**TASK INSTRUCTIONS:** What is needed is the number of lines in the data below that include "زیربنای", stated by itself.

Website and app data records

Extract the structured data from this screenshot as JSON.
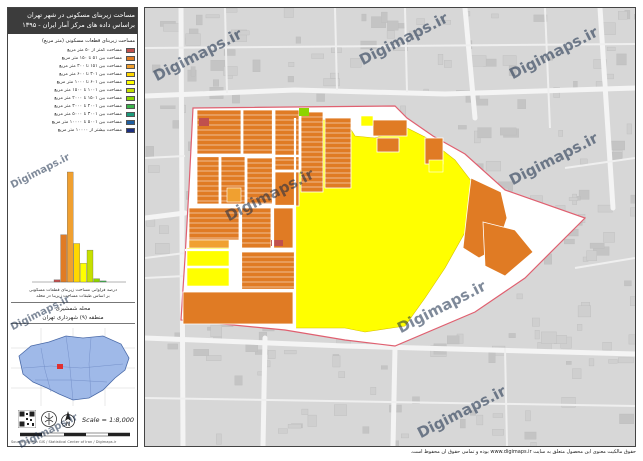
{
  "panel": {
    "title_line1": "مساحت زیربنای مسکونی در شهر تهران",
    "title_line2": "براساس داده های مرکز آمار ایران - ۱۳۹۵",
    "legend_heading": "مساحت زیربنای قطعات مسکونی (متر مربع)",
    "legend": [
      {
        "label": "مساحت کمتر از ۵۰ متر مربع",
        "color": "#c0504d"
      },
      {
        "label": "مساحت بین ۵۱ تا ۱۵۰ متر مربع",
        "color": "#e07b24"
      },
      {
        "label": "مساحت بین ۱۵۱ تا ۳۰۰ متر مربع",
        "color": "#f0a030"
      },
      {
        "label": "مساحت بین ۳۰۱ تا ۶۰۰ متر مربع",
        "color": "#ffd700"
      },
      {
        "label": "مساحت بین ۶۰۱ تا ۱۰۰۰ متر مربع",
        "color": "#ffff00"
      },
      {
        "label": "مساحت بین ۱۰۰۱ تا ۱۵۰۰ متر مربع",
        "color": "#c6e000"
      },
      {
        "label": "مساحت بین ۱۵۰۱ تا ۲۰۰۰ متر مربع",
        "color": "#8ed400"
      },
      {
        "label": "مساحت بین ۲۰۰۱ تا ۳۰۰۰ متر مربع",
        "color": "#3cb44b"
      },
      {
        "label": "مساحت بین ۳۰۰۱ تا ۵۰۰۰ متر مربع",
        "color": "#1a9a7a"
      },
      {
        "label": "مساحت بین ۵۰۰۱ تا ۱۰۰۰۰ متر مربع",
        "color": "#1f5fa0"
      },
      {
        "label": "مساحت بیشتر از ۱۰۰۰۰ متر مربع",
        "color": "#1c2f80"
      }
    ],
    "histogram_caption_line1": "درصد فراوانی مساحت زیربنای قطعات مسکونی",
    "histogram_caption_line2": "بر اساس طبقات مساحت زیربنا در محله",
    "location_line1": "محله شمشیری",
    "location_line2": "منطقه (۹) شهرداری تهران",
    "scale_label": "Scale = 1:8,000",
    "credits": "Source: Tehran GIS / Statistical Center of Iran / Digimaps.ir"
  },
  "chart_data": {
    "type": "bar",
    "categories": [
      "<50",
      "51-150",
      "151-300",
      "301-600",
      "601-1000",
      "1001-1500",
      "1501-2000",
      "2001-3000",
      "3001-5000",
      "5001-10000",
      ">10000"
    ],
    "values": [
      2,
      43,
      100,
      35,
      17,
      29,
      3,
      1,
      0,
      0,
      0
    ],
    "colors": [
      "#c0504d",
      "#e07b24",
      "#f0a030",
      "#ffd700",
      "#ffff00",
      "#c6e000",
      "#8ed400",
      "#3cb44b",
      "#1a9a7a",
      "#1f5fa0",
      "#1c2f80"
    ],
    "ylim": [
      0,
      100
    ],
    "xlabel": "",
    "ylabel": "",
    "grid": false
  },
  "map": {
    "watermark": "Digimaps.ir",
    "footer": "حقوق مالکیت معنوی این محصول متعلق به سایت www.digimaps.ir بوده و تمامی حقوق آن محفوظ است."
  }
}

**TASK OUTPUT:** 3